By Maura Kelly
This week RUTV looks at world racism and the growing popularity of far-right national parties in politics. Whether you are the "hater" or the "hated," having a common enemy quickly unites people who are like minded -- for better or for worst. This summer both groups are busy recruiting under the guise of festivals of fun, merriment and political activism.
A recent incident involving Henry Louis Gates Jr. and a police sergeant in Boston spawned a debate on racism and racial profiling in the US against blacks and Latinos. Experts warned the economic downturn may have created more activity by the growing number of hate groups. Law enforcement investigators are advocating for increased attention to the problem as the economy creates widespread discontent and more recruits for white supremacists, reports the Washington Post. "The internet, immigration and the economic crisis -- that is the molten mixture for these guys," said an official with the Bureau of Alcohol, Firearms and Tobacco. "That's the furnace of hate." The US is hardly alone; racism and resurrection of neo-nazi parties is a matter of growing concern amongst the nations of the world.
Many think that the growth of racism in the UK and Europe is the result of people just trying to look after themselves. Many of the anti-discriminatory laws over the last 10 years have made the situation worse because people feel more 'rights' are given to immigrants and they're losing out. The downturn in the economy has exacerbated the situation too and people are struggling financially. Locals are overwhelmed and fearful of the rights minorities and Muslims are enjoying. Many feel justified in looking out for themselves, and find more relevance in groups like the British National Party.
All over Europe this summer, giant electronic music festivals motivated by political awareness are underway. Some will be out in the open -- others will be held in nondescript buildings with solidarity and white supremacy as main themes. Many of the festival-goers are driven by ideals and more by an urge to party. While the music and the party are undeniably present, there's more going on. These are politically inspired celebrations, meant to promote an agenda. For some, the discussion will focus on anti-racist messages and the violence associated with the political right (especially in the UK, Eastern Germany, and Austria).
This week RUTV checks out one of Europe's biggest festivals, "Love Music Hate Racism." Held on August 11th in Budapest, 'Love Music Hate Racism' is a music-oriented campaign by the Anti-Nazi League and Unite against Fascism. The campaign involves concerts aimed at spreading an anti-racist message. It follows in the tradition of the 1970s Rock against Racism campaign. RUTV talks to artists and filmmakers to find out how the energy of music helps people discuss various stereotypes and embrace cultural diversity.

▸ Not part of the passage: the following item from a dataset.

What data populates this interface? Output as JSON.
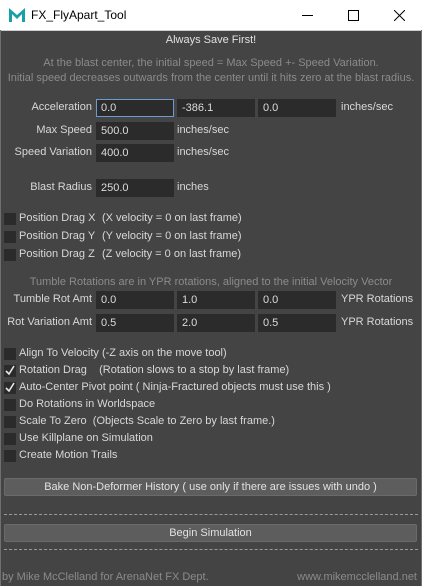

Meanwhile, racism in South African is still a common occurrence. Nearly a decade and half after the end of apartheid, current racial economic injustice has left the diverse communities divided and bitter. RUTV's partner Couscous Global travels to a local university in Joberg to speak with students about racism in their daily lives, and find out what impact black empowerment programs are having on the community, if any.
Reporters Uncensored (RUTV) is anchored by journalist and senior advisor to Reporters without Borders, Tala Dowlatshahi and features a team of independent local reporters from around the world.
Maura Kelly is an emmy-award winning producer and former executive producer at PBS.